• REQUIREMENT:
Going through the data below, copy out each line where the word "image" shows up.

━━━━━ EXTRACTED ENTRIES ━━━━━

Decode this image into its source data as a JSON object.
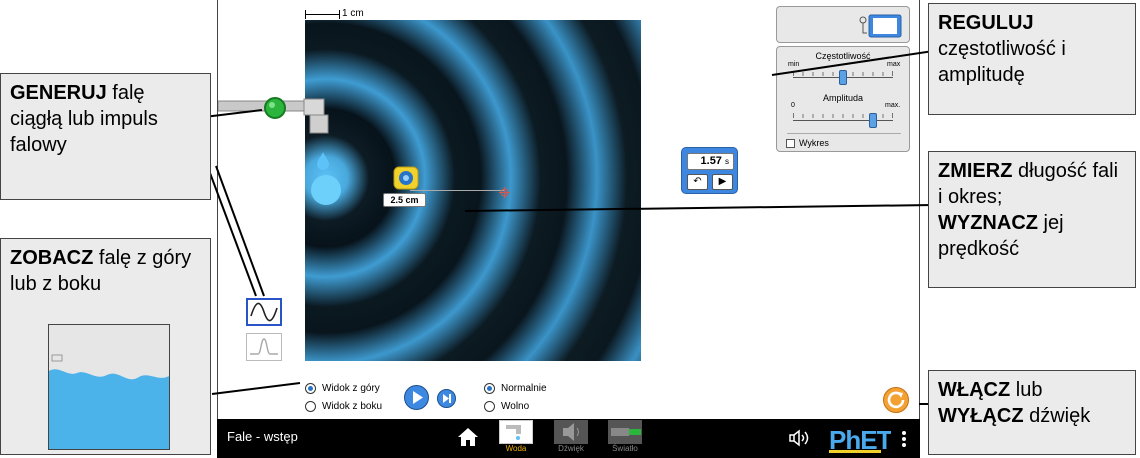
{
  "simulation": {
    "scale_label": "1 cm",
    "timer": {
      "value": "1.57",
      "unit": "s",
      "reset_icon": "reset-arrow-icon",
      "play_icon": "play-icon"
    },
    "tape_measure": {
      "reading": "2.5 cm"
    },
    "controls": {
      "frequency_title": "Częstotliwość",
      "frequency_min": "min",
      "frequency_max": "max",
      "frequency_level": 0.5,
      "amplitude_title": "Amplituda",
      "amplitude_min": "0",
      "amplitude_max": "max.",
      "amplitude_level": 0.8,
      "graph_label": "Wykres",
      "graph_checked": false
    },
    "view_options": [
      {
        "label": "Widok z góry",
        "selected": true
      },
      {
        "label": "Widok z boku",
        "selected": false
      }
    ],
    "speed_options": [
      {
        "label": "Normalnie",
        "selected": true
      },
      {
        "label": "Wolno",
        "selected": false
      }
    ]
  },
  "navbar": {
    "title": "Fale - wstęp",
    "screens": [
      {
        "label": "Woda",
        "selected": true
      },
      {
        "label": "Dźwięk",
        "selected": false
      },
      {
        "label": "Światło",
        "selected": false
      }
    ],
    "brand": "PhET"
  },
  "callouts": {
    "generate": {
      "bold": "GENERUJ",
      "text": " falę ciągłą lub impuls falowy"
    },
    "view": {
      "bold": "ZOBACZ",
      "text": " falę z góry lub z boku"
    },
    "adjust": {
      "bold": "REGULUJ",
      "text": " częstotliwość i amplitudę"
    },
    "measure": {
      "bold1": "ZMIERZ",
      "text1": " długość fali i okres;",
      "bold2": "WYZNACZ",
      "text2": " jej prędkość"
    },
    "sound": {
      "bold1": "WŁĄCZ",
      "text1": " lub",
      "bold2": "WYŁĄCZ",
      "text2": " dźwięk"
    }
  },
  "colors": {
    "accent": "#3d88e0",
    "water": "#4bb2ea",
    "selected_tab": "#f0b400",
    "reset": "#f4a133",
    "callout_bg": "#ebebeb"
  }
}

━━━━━
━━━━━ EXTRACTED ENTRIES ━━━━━

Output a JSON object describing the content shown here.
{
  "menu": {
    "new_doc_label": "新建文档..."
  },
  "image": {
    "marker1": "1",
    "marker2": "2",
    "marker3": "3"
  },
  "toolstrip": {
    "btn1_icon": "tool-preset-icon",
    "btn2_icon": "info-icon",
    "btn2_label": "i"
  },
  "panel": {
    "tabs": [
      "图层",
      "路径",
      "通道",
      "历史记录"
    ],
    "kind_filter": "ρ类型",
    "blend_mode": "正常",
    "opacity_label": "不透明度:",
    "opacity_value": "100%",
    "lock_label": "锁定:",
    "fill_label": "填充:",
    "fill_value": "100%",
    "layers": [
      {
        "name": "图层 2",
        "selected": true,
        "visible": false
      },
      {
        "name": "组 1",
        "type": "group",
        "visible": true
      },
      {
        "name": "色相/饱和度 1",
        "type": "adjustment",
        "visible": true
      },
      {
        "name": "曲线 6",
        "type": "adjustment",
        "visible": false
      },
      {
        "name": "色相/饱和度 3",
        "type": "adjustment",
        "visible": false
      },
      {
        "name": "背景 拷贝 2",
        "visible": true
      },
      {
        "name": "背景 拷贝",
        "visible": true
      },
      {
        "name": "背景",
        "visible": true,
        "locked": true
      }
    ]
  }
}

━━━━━
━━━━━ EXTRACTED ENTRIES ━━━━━

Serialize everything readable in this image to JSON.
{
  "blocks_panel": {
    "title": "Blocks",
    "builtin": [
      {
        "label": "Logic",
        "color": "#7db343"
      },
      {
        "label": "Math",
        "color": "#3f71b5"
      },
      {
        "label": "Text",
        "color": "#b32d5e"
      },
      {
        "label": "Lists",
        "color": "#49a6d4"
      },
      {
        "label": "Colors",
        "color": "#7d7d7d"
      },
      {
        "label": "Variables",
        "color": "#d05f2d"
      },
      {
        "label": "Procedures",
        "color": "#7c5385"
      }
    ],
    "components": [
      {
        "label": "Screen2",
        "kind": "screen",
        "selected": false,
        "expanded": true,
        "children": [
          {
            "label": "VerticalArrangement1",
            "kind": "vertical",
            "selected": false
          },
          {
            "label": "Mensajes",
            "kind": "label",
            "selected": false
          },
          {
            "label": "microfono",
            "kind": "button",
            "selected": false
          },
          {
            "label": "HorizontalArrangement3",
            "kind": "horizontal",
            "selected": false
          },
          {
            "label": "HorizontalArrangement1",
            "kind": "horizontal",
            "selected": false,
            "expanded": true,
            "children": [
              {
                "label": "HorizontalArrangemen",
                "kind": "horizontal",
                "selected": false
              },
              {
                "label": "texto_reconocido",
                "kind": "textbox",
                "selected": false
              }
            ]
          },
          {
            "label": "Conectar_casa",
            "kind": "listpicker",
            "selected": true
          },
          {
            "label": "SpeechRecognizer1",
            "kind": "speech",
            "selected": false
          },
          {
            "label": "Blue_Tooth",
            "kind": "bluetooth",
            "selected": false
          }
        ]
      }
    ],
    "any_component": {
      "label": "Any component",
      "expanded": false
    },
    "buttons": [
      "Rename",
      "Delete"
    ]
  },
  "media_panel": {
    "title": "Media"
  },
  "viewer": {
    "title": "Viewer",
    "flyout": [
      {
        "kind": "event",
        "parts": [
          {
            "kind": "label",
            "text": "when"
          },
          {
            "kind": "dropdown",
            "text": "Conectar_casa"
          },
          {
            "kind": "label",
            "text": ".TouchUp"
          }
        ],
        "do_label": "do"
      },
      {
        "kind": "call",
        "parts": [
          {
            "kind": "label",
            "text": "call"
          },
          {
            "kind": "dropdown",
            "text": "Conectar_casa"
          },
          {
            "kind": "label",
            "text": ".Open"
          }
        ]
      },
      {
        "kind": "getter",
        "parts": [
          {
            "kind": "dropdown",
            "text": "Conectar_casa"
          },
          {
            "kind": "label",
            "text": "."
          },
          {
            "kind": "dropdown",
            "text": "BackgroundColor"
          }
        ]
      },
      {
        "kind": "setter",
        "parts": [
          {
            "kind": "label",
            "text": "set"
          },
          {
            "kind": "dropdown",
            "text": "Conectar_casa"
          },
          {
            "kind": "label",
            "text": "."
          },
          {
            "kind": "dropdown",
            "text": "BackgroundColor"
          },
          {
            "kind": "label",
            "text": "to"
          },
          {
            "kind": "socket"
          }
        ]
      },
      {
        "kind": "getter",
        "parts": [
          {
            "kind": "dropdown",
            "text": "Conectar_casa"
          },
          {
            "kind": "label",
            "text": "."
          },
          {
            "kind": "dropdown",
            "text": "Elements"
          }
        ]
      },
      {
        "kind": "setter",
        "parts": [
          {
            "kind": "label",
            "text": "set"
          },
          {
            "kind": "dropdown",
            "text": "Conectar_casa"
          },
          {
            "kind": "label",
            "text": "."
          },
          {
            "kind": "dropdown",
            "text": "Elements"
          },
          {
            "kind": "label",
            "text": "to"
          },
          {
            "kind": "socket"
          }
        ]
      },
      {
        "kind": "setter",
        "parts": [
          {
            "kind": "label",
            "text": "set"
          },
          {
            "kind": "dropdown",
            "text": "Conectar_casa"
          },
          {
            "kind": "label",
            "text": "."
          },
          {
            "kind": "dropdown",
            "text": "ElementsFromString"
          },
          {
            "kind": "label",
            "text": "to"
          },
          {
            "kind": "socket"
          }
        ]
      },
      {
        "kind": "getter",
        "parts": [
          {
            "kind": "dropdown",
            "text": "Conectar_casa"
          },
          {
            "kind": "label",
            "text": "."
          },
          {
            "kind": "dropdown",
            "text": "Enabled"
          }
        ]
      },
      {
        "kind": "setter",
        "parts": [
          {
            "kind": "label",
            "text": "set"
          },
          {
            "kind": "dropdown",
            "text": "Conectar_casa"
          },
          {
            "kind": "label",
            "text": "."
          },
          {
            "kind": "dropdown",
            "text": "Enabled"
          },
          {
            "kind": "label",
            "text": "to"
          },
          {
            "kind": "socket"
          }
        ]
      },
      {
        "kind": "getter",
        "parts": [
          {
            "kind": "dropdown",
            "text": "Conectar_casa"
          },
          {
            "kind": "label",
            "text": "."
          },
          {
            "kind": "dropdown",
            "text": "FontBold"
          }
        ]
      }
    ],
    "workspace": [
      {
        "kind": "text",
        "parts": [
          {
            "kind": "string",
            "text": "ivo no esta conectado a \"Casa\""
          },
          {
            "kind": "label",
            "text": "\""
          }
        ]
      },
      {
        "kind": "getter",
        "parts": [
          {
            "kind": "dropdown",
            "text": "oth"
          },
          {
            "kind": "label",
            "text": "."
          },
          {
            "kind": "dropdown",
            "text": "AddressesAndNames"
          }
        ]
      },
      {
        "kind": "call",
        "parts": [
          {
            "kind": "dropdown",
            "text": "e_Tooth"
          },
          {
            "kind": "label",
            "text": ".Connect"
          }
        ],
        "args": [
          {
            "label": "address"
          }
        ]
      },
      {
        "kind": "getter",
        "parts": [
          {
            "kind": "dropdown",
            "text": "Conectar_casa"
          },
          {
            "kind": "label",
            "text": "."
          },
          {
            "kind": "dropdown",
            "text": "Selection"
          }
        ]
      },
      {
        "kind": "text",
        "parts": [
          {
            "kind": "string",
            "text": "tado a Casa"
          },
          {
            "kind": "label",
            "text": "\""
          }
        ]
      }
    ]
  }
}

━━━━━

• FINAL ANSWER:
Decode this image into its source data as a JSON object.
  "image": {
Serialize everything readable in this image to JSON.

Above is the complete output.